Original number of dies (O) (Carter 1983 formula)The estimation of the number of coins according to Carter 1983 ^{ᵖ} | 117.65 | Coins struck if 20,000 as average productivity per dieCoins made if the average productivity for obverses (according to Carter) is 20,000. ^{ᵖ} | 2,353,000 |
Original number of dies (O) (Esty 2011 formula)The estimation of the number of coins according to the singleton formula in Esty 2011 ^{ᵖ} (O) | Survival rate if 20,000 as average productivity per dieSurvival rate if average productivity is 20,000. ^{ᵖ} | 0.00000 | |
Coverage (o = % of O) (Esty 1984 formula)Esty 1984 - coverage (% of O) ^{ᵖ} (o = % of O) | 0% | Die productivity if survival rate 1/2,000Average productivity if survival rate is 1/2,000. ^{ᵖ} | 34 |
Weight of silver (in kg) if 20,000 coins per die (O = Carter formula)Carter 1983 * Median weight * 20000 (*10 if gold or electrum) ^{ᵖ} | 150,592 kg <br /> 150,592 kg | Die productivity if survival rate 1/5,000Average productivity if survival rate is 1/5,000. ^{ᵖ} | 85 |
Remarks
Most likely one single workstation See Roma Numismatics, XI, 7 avr. 2016, lot 264 and Triton II, 1 Dec. 1998, lot 347: "This unique stater, like the unique half stater of May's period VIII, raises many questions.
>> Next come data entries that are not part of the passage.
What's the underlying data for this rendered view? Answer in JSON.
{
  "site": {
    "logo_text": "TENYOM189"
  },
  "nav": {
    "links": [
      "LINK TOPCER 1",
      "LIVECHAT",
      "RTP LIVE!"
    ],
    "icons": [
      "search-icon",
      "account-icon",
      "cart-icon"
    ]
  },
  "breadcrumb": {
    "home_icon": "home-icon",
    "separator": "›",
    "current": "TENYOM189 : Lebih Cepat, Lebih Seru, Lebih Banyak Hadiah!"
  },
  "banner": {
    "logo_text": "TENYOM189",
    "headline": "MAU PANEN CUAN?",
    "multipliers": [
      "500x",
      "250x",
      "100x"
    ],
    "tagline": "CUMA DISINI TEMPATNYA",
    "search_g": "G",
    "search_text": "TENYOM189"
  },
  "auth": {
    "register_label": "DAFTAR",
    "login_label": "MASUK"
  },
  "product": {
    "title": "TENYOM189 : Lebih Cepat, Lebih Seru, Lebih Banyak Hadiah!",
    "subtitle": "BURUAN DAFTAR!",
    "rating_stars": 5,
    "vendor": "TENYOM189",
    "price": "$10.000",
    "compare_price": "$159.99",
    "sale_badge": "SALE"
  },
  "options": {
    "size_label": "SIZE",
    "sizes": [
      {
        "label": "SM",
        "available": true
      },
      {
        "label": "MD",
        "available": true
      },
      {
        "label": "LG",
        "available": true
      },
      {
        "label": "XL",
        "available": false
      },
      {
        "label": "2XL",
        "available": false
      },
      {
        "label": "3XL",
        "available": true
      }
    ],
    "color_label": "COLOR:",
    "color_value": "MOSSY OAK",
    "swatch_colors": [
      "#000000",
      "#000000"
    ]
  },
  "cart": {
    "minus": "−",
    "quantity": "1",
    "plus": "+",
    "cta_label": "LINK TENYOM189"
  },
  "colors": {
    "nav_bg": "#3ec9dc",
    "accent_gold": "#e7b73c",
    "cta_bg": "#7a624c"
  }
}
May dated his period VIII from circa 375-360 BC. His explanation for the half stater was that it was an issue of necessity struck after the defeat of Abdera's army and the devastation of its territory by the Triballoi. His period IX covers the approximate dates of 360-345 BC. Since prior to the regular issues of gold by Philip II of Macedon, Greeks striking gold meant economic or military troubles, then one could conclude that this stater was connected with similar contemporary events. However, the context in which it was found has cast doubt on the dating of May's periods. The small hoard contained tetradrachms of Philip II struck posthumously under his son Philip III, as well as Abderan tetradrachms of period IX. None of the coins showed any significant wear. The evidence of this hoard may cause down-dating of the period by as much as forty years."